There are also allegations that drugs being donated to the country by USAid find their way into the private chemists.
USAid is also conducting investigations to find out whether its staff have been colluding with Kemsa to sell drugs donated to Kenya to some private pharmacies in the country.
During a Senate Health Committee meeting held on Friday attended by Health Cabinet Secretary Mutahi Kagwe, the legislators raised integrity issues on the agency, claiming that most pharmacies in the counties are selling USAid-labelled drugs to Kenyans at bloated prices.
“We have some serious issues to work on if we will continue to depend on donors for assistance. In Kisumu, some chemists are selling donated drugs. Who is giving them the drugs?” posed Dr James Nyikal, the MP for Seme Constituency in Kisumu County.
Mr Kagwe told the senators that lack of trust by USAid in the Kemsa management was the main cause of the stalemate.
The Ministry of Health and the donors have since formed a committee to look into issues surrounding the agency, though it might take a while before a solution is arrived at since the CS indicated his efforts to restructure the agency were being delayed by prosecution agencies.
“Right now there is very little I can do, the agencies are still doing their work and no one has been prosecuted. We are hoping that very soon we are going to see a change in the whole system. We want to see individuals being prosecuted. We need to move with speed,” he said.
However, the donors have insisted that before everything is put in order, they will use the third party and not Kemsa. This has since caused tension between the two entities, with the government insisting it will not sign a contract with the said third party.
Mr Kagwe said the ministry is not going to sign any contract with an organisation they know nothing about to bring drugs into the country, unless the donor does that and takes care of the tax issues.
“We do not want to work with that private company, as it has several accusations from other countries.
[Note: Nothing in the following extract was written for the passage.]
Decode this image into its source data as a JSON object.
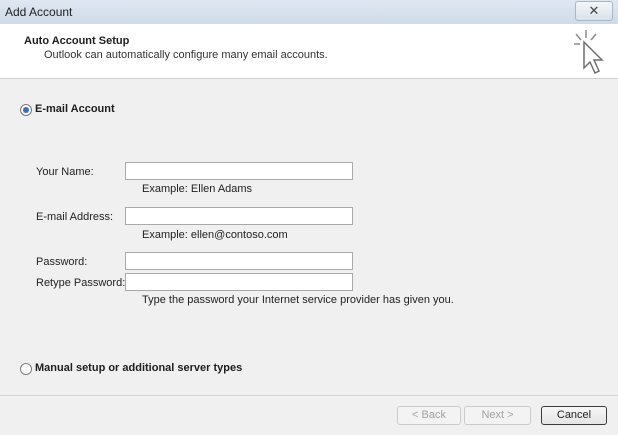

Should the donors continue engaging them, then it has to be their issue and the Kenyan government is not going to be part of their deals,” Mr Kagwe said.
This leaves the fate of future donations in limbo, as there is likely to be a stalemate on who should pay taxes every time the consignments are brought.
This will definitely have a negative impact on the lives of 1.5 million Kenyans who depend on the drugs.
Mr Kagwe had earlier indicated the tiff with the donors had been resolved and drugs released to the counties.
However, USAid confirmed to the Nation they had not resolved any issue with the government.
“It is important to clarify the medications referred to in parliamentary testimony are actually from another donor – Global Fund – and not from USAID. As the largest contributor to the Global Fund, the United States is proud that we can once again help the people of Kenya. The donation from the American people through USAID of medications and medical supplies that were stuck at Mombasa port remain in USAID’s possession until our deliberations conclude,” the US embassy spokesperson told the Nation.
Stuck at the port, as per the documents, are 258,954 packs of Tenofovir, Lamivudine Dolutegravir (TLD).
The consignment arrived on January 18, after an application for import permits and approval of import declaration form were submitted on December 16, 2020 and resubmitted on January 5, 2021 by the appointed agent.
Before the stalemate, the donor was expected to list government agencies (Kemsa) and ministries (Ministry of Health) as consignees in order to qualify for duty and tax waivers. This means the consignment would have been sent to the Kenyan government, says the Pharmacy and Poisons Board.
Any importations through private firms do not qualify for special exemptions and are subject to the normal clearance procedure, which involves inspection at the port by the Kenya Bureau of Standards (Kebs) and imposition of taxes, including the railway development levy (RDL).